═══ Data records ═══

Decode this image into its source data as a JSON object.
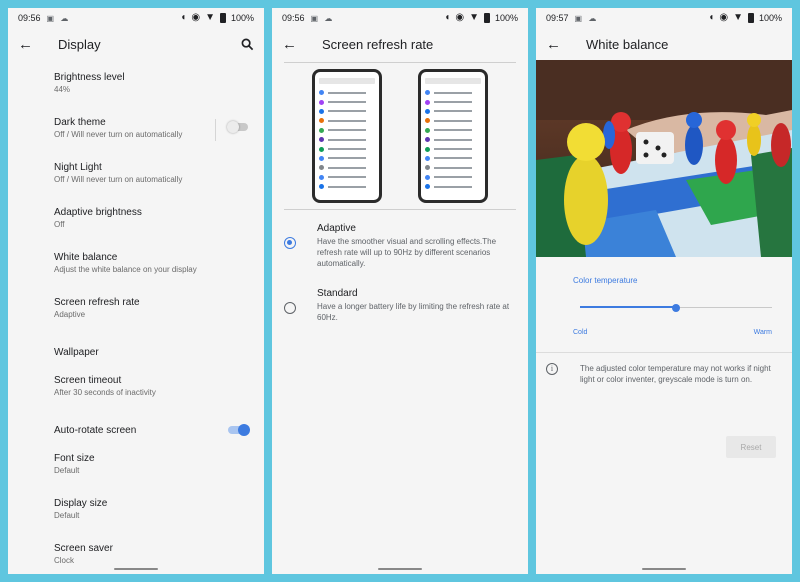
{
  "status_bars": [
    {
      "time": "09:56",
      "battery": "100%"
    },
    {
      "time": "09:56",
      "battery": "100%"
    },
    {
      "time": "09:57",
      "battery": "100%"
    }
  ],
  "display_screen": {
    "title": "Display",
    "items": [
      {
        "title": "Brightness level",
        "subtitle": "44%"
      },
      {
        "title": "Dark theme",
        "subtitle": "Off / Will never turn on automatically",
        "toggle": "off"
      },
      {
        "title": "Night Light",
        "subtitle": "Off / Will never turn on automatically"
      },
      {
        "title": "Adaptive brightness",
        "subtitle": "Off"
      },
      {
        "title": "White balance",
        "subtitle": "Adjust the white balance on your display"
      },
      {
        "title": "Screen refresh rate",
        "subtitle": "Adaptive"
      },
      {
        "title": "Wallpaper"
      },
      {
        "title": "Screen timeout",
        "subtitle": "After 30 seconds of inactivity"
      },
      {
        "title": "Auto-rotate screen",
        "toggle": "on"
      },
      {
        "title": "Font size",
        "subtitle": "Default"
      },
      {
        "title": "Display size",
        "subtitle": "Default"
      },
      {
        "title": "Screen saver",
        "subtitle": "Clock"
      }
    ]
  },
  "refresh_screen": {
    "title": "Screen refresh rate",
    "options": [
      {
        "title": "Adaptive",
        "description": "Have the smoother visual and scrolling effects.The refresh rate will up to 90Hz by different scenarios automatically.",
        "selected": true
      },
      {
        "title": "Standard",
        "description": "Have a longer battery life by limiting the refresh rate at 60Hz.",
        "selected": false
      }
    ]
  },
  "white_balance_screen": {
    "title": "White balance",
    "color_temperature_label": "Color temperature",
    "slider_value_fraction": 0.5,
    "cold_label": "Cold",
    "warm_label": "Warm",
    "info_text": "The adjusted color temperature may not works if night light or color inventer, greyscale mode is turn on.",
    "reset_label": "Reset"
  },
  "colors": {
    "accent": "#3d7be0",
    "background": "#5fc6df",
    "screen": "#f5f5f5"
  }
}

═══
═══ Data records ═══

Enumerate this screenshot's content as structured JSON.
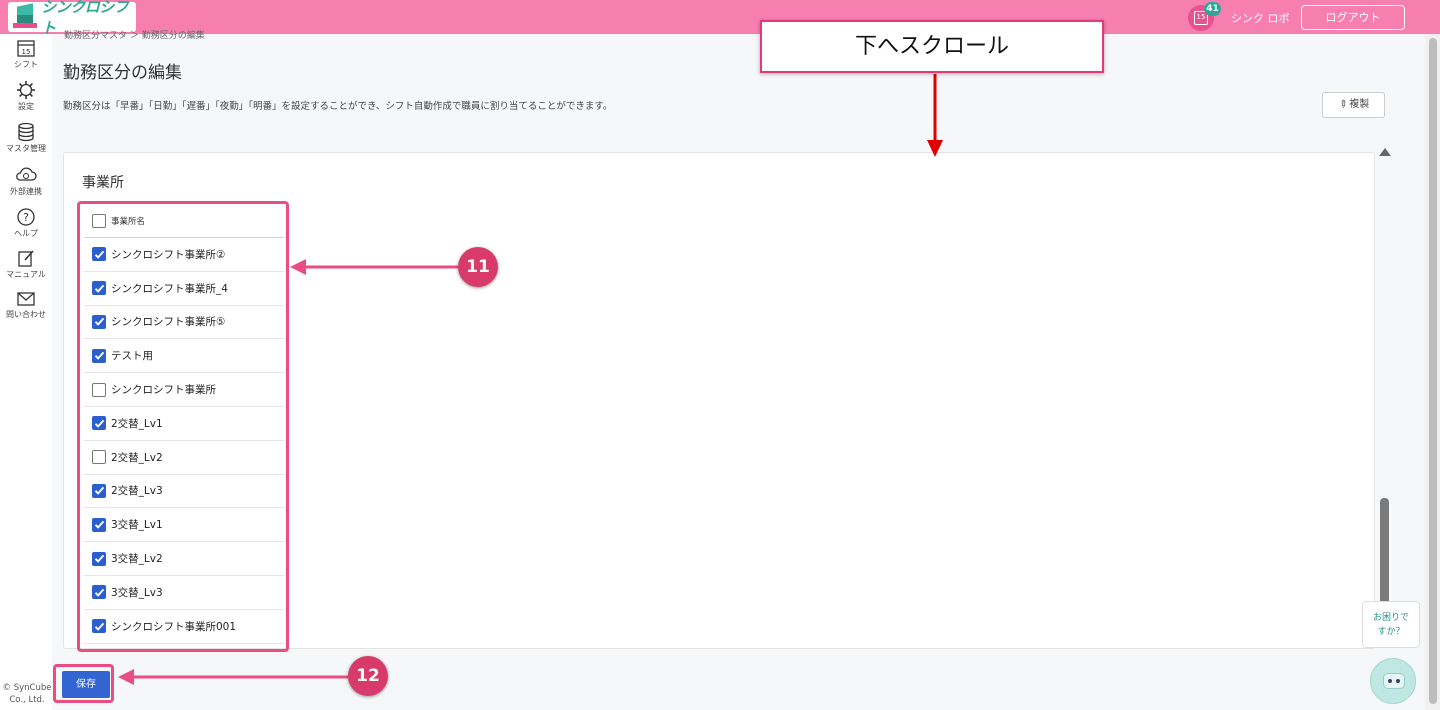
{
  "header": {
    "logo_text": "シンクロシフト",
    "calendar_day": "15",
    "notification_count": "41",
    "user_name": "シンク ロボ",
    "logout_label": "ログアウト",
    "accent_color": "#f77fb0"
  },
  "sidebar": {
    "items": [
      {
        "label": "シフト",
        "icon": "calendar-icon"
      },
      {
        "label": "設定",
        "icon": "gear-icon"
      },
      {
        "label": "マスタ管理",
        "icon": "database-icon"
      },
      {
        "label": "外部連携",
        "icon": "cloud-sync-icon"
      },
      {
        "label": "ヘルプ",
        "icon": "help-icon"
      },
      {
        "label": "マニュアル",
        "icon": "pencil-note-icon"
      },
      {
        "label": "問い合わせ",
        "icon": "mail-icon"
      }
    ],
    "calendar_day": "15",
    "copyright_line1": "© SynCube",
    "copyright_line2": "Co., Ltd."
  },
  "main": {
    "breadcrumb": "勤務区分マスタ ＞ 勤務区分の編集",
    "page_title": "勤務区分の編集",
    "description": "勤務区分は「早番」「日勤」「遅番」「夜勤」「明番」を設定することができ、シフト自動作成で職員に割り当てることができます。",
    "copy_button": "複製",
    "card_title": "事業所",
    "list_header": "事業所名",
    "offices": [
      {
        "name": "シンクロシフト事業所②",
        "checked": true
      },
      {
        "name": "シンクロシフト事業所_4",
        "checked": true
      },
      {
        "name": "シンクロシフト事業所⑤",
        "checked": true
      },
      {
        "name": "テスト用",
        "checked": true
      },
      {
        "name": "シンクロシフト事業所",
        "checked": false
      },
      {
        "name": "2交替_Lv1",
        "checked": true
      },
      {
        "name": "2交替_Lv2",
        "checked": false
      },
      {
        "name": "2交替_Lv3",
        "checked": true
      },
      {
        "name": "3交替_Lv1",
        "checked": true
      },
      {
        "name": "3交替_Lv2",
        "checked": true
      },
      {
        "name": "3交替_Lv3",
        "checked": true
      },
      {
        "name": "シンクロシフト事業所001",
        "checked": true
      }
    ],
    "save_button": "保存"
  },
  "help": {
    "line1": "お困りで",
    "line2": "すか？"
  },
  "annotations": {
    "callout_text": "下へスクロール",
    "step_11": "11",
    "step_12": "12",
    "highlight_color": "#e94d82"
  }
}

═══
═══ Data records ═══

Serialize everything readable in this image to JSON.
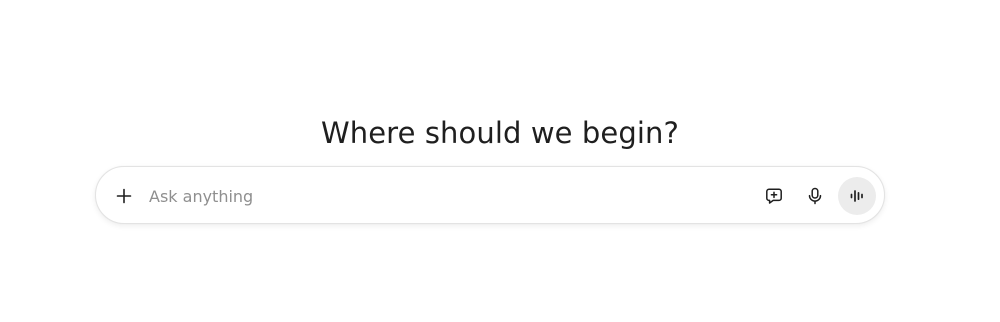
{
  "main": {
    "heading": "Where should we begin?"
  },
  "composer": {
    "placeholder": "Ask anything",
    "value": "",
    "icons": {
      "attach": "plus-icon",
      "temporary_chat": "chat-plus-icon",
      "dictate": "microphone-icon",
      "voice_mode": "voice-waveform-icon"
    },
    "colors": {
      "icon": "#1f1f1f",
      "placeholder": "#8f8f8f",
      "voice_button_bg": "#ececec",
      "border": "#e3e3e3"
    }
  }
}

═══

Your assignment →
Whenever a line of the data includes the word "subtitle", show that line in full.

Response →
        "subtitle": "44%"
        "subtitle": "Off / Will never turn on automatically",
        "subtitle": "Off / Will never turn on automatically"
        "subtitle": "Off"
        "subtitle": "Adjust the white balance on your display"
        "subtitle": "Adaptive"
        "subtitle": "After 30 seconds of inactivity"
        "subtitle": "Default"
        "subtitle": "Default"
        "subtitle": "Clock"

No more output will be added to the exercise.